● What is needed
Word for word, give the listing below again.

● Data for analysis
▼

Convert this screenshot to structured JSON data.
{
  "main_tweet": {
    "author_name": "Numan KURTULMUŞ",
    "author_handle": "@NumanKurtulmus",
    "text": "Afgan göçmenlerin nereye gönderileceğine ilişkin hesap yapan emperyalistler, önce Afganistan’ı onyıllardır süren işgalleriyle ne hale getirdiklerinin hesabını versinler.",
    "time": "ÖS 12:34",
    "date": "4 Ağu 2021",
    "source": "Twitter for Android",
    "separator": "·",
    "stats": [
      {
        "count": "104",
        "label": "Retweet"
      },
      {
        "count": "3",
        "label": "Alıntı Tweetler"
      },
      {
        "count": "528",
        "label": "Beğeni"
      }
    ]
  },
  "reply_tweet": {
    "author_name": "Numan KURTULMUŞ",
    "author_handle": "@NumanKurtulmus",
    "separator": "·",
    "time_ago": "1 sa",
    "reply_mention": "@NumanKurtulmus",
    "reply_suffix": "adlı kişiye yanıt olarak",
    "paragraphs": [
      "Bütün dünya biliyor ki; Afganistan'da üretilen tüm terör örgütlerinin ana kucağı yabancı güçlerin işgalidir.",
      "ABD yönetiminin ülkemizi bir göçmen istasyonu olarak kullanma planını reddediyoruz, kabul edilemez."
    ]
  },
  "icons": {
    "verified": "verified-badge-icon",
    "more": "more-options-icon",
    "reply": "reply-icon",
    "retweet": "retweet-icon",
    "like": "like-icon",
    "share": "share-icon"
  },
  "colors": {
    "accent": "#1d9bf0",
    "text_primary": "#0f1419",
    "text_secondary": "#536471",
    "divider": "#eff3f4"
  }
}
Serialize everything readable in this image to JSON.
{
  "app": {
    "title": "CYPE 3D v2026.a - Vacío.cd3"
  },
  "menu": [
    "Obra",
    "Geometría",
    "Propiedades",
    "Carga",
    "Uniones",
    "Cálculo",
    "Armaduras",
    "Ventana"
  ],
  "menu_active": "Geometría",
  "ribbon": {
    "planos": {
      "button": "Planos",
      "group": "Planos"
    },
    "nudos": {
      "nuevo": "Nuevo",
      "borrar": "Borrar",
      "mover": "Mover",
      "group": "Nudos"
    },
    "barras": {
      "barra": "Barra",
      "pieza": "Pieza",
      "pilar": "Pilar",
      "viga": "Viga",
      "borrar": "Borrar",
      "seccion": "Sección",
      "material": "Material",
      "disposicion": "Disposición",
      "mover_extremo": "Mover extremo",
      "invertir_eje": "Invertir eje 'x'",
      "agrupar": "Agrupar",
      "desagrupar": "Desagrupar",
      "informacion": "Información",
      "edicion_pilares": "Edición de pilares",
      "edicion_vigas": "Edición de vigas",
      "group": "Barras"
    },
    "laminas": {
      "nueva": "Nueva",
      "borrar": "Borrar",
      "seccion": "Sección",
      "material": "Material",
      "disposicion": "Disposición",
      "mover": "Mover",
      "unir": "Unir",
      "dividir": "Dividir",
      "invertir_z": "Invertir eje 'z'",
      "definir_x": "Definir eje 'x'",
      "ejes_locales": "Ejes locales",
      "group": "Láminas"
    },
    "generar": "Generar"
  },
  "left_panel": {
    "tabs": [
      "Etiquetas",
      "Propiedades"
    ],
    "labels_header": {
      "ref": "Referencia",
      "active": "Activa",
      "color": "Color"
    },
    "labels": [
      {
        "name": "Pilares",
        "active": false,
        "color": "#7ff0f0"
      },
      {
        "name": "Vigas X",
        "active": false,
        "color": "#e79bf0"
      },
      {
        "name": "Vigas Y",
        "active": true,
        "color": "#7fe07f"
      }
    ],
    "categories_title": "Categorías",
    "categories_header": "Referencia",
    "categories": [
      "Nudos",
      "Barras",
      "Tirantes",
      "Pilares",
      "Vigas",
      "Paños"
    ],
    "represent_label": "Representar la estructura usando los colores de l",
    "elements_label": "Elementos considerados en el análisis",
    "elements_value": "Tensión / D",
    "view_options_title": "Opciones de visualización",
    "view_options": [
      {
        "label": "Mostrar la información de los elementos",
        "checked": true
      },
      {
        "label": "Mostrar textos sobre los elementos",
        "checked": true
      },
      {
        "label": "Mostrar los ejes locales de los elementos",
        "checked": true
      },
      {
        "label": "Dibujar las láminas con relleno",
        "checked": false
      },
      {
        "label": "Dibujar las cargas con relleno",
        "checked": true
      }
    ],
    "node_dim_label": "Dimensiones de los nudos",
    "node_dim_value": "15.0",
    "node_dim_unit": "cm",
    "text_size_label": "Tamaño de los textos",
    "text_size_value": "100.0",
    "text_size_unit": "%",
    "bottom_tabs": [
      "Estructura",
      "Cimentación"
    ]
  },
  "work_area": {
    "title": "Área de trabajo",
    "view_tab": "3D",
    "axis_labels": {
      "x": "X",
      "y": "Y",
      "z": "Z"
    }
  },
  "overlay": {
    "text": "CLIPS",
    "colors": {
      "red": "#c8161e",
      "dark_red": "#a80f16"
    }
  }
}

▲

● Task solution
Convert this screenshot to structured JSON data.
{
  "main_tweet": {
    "author_name": "Numan KURTULMUŞ",
    "author_handle": "@NumanKurtulmus",
    "text": "Afgan göçmenlerin nereye gönderileceğine ilişkin hesap yapan emperyalistler, önce Afganistan’ı onyıllardır süren işgalleriyle ne hale getirdiklerinin hesabını versinler.",
    "time": "ÖS 12:34",
    "date": "4 Ağu 2021",
    "source": "Twitter for Android",
    "separator": "·",
    "stats": [
      {
        "count": "104",
        "label": "Retweet"
      },
      {
        "count": "3",
        "label": "Alıntı Tweetler"
      },
      {
        "count": "528",
        "label": "Beğeni"
      }
    ]
  },
  "reply_tweet": {
    "author_name": "Numan KURTULMUŞ",
    "author_handle": "@NumanKurtulmus",
    "separator": "·",
    "time_ago": "1 sa",
    "reply_mention": "@NumanKurtulmus",
    "reply_suffix": "adlı kişiye yanıt olarak",
    "paragraphs": [
      "Bütün dünya biliyor ki; Afganistan'da üretilen tüm terör örgütlerinin ana kucağı yabancı güçlerin işgalidir.",
      "ABD yönetiminin ülkemizi bir göçmen istasyonu olarak kullanma planını reddediyoruz, kabul edilemez."
    ]
  },
  "icons": {
    "verified": "verified-badge-icon",
    "more": "more-options-icon",
    "reply": "reply-icon",
    "retweet": "retweet-icon",
    "like": "like-icon",
    "share": "share-icon"
  },
  "colors": {
    "accent": "#1d9bf0",
    "text_primary": "#0f1419",
    "text_secondary": "#536471",
    "divider": "#eff3f4"
  }
}
Serialize everything readable in this image to JSON.
{
  "app": {
    "title": "CYPE 3D v2026.a - Vacío.cd3"
  },
  "menu": [
    "Obra",
    "Geometría",
    "Propiedades",
    "Carga",
    "Uniones",
    "Cálculo",
    "Armaduras",
    "Ventana"
  ],
  "menu_active": "Geometría",
  "ribbon": {
    "planos": {
      "button": "Planos",
      "group": "Planos"
    },
    "nudos": {
      "nuevo": "Nuevo",
      "borrar": "Borrar",
      "mover": "Mover",
      "group": "Nudos"
    },
    "barras": {
      "barra": "Barra",
      "pieza": "Pieza",
      "pilar": "Pilar",
      "viga": "Viga",
      "borrar": "Borrar",
      "seccion": "Sección",
      "material": "Material",
      "disposicion": "Disposición",
      "mover_extremo": "Mover extremo",
      "invertir_eje": "Invertir eje 'x'",
      "agrupar": "Agrupar",
      "desagrupar": "Desagrupar",
      "informacion": "Información",
      "edicion_pilares": "Edición de pilares",
      "edicion_vigas": "Edición de vigas",
      "group": "Barras"
    },
    "laminas": {
      "nueva": "Nueva",
      "borrar": "Borrar",
      "seccion": "Sección",
      "material": "Material",
      "disposicion": "Disposición",
      "mover": "Mover",
      "unir": "Unir",
      "dividir": "Dividir",
      "invertir_z": "Invertir eje 'z'",
      "definir_x": "Definir eje 'x'",
      "ejes_locales": "Ejes locales",
      "group": "Láminas"
    },
    "generar": "Generar"
  },
  "left_panel": {
    "tabs": [
      "Etiquetas",
      "Propiedades"
    ],
    "labels_header": {
      "ref": "Referencia",
      "active": "Activa",
      "color": "Color"
    },
    "labels": [
      {
        "name": "Pilares",
        "active": false,
        "color": "#7ff0f0"
      },
      {
        "name": "Vigas X",
        "active": false,
        "color": "#e79bf0"
      },
      {
        "name": "Vigas Y",
        "active": true,
        "color": "#7fe07f"
      }
    ],
    "categories_title": "Categorías",
    "categories_header": "Referencia",
    "categories": [
      "Nudos",
      "Barras",
      "Tirantes",
      "Pilares",
      "Vigas",
      "Paños"
    ],
    "represent_label": "Representar la estructura usando los colores de l",
    "elements_label": "Elementos considerados en el análisis",
    "elements_value": "Tensión / D",
    "view_options_title": "Opciones de visualización",
    "view_options": [
      {
        "label": "Mostrar la información de los elementos",
        "checked": true
      },
      {
        "label": "Mostrar textos sobre los elementos",
        "checked": true
      },
      {
        "label": "Mostrar los ejes locales de los elementos",
        "checked": true
      },
      {
        "label": "Dibujar las láminas con relleno",
        "checked": false
      },
      {
        "label": "Dibujar las cargas con relleno",
        "checked": true
      }
    ],
    "node_dim_label": "Dimensiones de los nudos",
    "node_dim_value": "15.0",
    "node_dim_unit": "cm",
    "text_size_label": "Tamaño de los textos",
    "text_size_value": "100.0",
    "text_size_unit": "%",
    "bottom_tabs": [
      "Estructura",
      "Cimentación"
    ]
  },
  "work_area": {
    "title": "Área de trabajo",
    "view_tab": "3D",
    "axis_labels": {
      "x": "X",
      "y": "Y",
      "z": "Z"
    }
  },
  "overlay": {
    "text": "CLIPS",
    "colors": {
      "red": "#c8161e",
      "dark_red": "#a80f16"
    }
  }
}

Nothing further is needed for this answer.